4
$\begingroup$

This amazing video shows an annular eclipse of the Sun by Phobos as seen from Curiousity. This one shows an eclipse by Deimos. My question is do these things ever both happen at once? Do you ever get simultaneous eclipses by Phobos and Deimos from anywhere on Mars?

$\endgroup$
2
$\begingroup$

About Mars moons, eclipses and transits (from NASA - Curiosity Captured Two Solar Eclipses on Mars:

Phobos doesn't completely cover the Sun, so it would be considered an annular eclipse. Because Deimos is so small compared to the disk of the Sun, scientists would say it's transiting the Sun.

Phobos does pass in front of Deimos but the current models of their orbits still have an error margin. From the same page:

There's still a margin of uncertainty in the orbits of both Martian moons, but that shrinks with every eclipse that's viewed from the Red Planet's surface.

That means that as of right now, your question does not have a definitive answer.

You could "see" that double transit with Celestia, with their orbiting model.
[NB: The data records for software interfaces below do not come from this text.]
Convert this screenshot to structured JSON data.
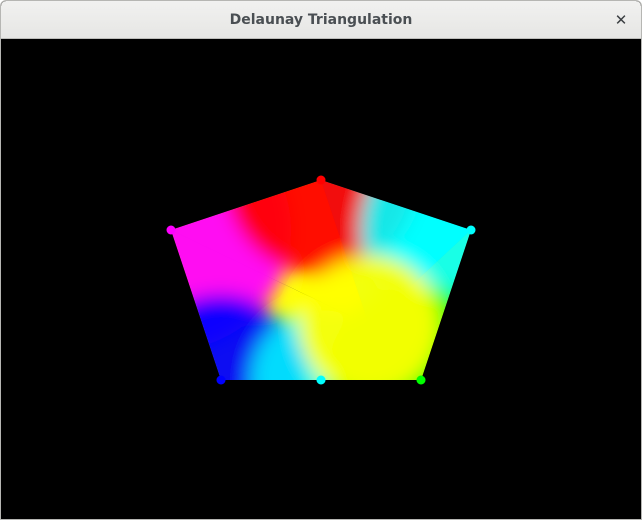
{
  "window": {
    "title": "Delaunay Triangulation",
    "close_icon": "close-icon"
  },
  "scene": {
    "background": "#000000",
    "vertices": [
      {
        "id": "top",
        "color": "#ff0000"
      },
      {
        "id": "left",
        "color": "#ff00ff"
      },
      {
        "id": "right",
        "color": "#00ffff"
      },
      {
        "id": "bottom-left",
        "color": "#0000ff"
      },
      {
        "id": "bottom-middle",
        "color": "#00ffff"
      },
      {
        "id": "bottom-right",
        "color": "#00ff00"
      },
      {
        "id": "interior",
        "color": "#ffff00"
      }
    ]
  }
}
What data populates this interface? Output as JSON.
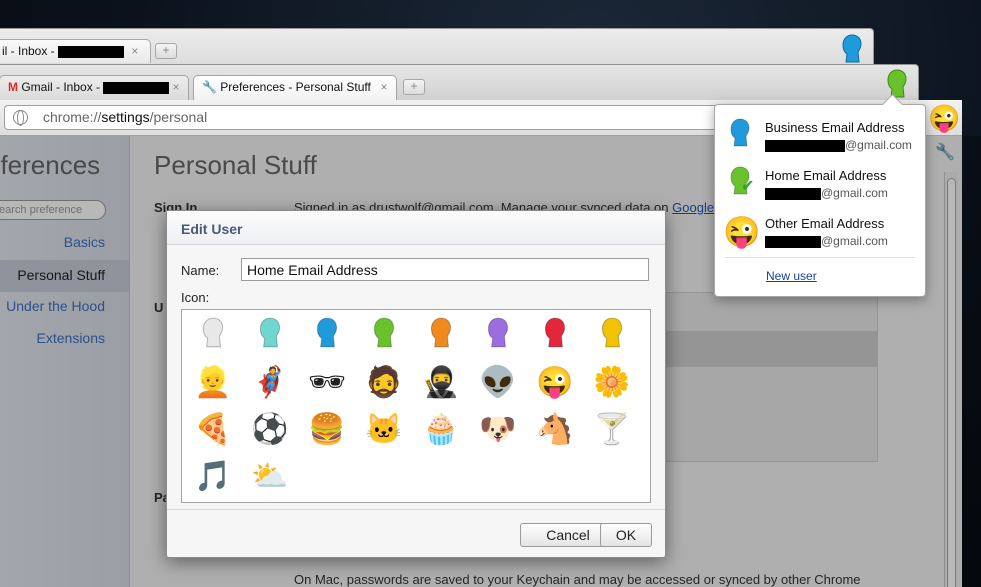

At this page search for:

And here both Phobos and Deimos transit the Sun at the same time

This is the link for Celestia 1.6.x:

cel://Follow/Sol:Saturn/2010-06-07T06:34:24.80393?x=AMiLALjc2jc&y=AJZtzpoMBi0&z=AKA7Rdw8zWE&ow=0.606826&ox=0.307096&oy=0.00144729&oz=0.733111&select=Sol:Saturn:Titan&fov=0.0501826&ts=4&ltd=0&p=0&rf=40339&lm=32772&tsrc=0&ver=3

A couple of images from the result:

simultaneous transit Phobos - Deimossimultaneous transit Phobos - Deimossimultaneous transit Phobos - Deimossimultaneous transit Phobos - Deimos

$\endgroup$

Your Answer

By clicking “Post Your Answer”, you agree to our terms of service, privacy policy and cookie policy

Not the answer you're looking for? Browse other questions tagged or ask your own question.